----- Data to process

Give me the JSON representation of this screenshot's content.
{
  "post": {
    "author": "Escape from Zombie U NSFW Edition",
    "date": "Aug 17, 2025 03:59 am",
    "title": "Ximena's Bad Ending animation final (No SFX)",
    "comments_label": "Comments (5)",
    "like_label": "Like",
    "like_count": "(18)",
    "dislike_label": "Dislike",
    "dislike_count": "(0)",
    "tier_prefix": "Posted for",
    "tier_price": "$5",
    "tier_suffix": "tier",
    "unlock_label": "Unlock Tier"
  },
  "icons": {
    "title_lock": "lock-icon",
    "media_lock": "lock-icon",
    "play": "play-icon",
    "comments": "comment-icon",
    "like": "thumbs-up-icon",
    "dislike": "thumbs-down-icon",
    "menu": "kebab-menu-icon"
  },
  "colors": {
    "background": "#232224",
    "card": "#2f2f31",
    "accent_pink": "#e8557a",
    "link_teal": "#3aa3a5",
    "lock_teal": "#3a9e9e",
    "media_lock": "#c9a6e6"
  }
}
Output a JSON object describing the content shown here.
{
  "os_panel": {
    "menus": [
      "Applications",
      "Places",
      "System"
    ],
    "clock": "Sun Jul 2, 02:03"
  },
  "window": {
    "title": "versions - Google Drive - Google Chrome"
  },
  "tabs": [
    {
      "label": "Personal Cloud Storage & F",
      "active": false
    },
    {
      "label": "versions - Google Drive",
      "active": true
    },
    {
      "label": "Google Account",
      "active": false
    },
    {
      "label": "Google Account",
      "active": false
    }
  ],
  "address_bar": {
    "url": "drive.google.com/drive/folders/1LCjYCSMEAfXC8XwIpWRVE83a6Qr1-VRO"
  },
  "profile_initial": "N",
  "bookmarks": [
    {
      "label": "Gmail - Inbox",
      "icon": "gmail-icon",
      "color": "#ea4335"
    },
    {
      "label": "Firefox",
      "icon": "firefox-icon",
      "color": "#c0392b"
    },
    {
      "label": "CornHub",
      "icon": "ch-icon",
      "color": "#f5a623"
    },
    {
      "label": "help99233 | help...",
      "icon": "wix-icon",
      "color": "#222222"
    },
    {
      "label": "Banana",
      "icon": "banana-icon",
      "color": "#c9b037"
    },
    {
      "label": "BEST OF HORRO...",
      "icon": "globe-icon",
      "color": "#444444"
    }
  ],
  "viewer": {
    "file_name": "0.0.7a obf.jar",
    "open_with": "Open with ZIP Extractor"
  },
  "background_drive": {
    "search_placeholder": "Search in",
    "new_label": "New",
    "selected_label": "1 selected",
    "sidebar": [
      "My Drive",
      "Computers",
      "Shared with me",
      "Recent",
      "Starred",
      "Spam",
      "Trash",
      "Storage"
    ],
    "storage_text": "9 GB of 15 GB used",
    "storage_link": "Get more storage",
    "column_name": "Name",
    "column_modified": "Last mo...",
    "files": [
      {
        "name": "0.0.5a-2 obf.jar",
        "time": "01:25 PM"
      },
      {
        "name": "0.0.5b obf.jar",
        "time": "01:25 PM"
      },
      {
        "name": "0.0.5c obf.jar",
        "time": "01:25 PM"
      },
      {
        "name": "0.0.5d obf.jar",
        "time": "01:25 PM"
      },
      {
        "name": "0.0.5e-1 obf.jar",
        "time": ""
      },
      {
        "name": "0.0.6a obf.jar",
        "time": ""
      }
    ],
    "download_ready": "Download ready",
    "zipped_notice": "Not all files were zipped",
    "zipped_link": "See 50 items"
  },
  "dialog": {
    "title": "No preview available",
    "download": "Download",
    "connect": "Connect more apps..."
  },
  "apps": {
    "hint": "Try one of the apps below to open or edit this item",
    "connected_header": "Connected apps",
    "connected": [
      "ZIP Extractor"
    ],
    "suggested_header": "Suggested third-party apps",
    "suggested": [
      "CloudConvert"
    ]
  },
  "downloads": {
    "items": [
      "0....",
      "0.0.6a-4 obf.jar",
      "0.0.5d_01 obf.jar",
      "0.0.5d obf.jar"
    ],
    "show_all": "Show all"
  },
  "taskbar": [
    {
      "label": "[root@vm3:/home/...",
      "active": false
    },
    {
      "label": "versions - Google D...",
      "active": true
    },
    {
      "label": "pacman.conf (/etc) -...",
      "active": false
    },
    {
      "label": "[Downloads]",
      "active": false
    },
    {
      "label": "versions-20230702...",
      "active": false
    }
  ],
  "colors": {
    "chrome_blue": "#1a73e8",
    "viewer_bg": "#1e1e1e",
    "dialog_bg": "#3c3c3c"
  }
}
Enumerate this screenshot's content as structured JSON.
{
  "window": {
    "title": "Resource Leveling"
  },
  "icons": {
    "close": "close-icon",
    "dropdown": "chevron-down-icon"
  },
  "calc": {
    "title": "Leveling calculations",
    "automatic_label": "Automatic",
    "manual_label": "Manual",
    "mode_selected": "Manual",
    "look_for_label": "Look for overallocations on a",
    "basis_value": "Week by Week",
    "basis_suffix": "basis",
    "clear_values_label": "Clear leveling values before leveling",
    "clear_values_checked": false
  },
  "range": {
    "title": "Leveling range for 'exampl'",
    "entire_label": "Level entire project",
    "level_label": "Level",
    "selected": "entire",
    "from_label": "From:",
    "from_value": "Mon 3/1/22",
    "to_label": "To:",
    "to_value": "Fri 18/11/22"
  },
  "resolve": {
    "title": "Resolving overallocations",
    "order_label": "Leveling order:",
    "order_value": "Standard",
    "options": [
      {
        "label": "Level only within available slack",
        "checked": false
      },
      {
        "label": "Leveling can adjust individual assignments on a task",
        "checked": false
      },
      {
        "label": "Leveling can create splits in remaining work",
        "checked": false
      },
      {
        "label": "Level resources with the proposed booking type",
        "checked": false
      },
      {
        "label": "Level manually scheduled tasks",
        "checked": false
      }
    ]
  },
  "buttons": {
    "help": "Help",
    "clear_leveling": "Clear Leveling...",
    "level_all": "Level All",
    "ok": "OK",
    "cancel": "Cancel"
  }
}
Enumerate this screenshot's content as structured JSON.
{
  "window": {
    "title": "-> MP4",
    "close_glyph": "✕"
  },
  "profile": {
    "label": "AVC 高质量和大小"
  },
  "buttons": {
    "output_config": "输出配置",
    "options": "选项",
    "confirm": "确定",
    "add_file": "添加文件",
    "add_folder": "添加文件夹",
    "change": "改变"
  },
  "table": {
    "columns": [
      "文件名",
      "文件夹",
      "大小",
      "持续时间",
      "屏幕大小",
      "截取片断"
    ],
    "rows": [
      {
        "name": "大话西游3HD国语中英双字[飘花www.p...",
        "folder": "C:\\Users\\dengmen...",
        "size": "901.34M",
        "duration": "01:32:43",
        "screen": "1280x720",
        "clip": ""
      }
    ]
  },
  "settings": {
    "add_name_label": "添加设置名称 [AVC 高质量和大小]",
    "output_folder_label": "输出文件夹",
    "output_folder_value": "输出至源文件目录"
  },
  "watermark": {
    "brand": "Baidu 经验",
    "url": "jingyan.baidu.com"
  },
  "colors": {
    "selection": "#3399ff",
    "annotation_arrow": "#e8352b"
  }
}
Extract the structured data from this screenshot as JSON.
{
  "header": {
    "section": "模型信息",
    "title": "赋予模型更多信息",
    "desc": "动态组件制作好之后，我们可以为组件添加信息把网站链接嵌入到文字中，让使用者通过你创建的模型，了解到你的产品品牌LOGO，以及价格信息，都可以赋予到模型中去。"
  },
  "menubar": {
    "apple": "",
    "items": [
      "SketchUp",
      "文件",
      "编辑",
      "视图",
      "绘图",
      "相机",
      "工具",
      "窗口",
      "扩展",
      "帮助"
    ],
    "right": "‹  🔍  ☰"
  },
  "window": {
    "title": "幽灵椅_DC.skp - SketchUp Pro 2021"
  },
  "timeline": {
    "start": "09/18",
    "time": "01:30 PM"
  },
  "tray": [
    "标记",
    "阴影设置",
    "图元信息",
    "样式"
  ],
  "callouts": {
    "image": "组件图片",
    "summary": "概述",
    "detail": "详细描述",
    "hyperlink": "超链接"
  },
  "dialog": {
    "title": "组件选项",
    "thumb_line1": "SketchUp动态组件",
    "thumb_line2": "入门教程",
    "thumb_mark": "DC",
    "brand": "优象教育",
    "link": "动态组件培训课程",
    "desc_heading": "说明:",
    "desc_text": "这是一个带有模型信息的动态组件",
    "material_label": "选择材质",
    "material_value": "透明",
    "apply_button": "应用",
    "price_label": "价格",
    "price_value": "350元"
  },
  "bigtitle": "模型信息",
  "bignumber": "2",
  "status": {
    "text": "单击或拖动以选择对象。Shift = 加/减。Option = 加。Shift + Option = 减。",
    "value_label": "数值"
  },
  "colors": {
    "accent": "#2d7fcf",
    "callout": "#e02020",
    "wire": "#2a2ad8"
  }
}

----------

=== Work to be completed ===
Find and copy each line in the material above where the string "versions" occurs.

=== Solved exercise ===
    "title": "versions - Google Drive - Google Chrome"
      "label": "versions - Google Drive",
      "label": "versions - Google D...",
      "label": "versions-20230702...",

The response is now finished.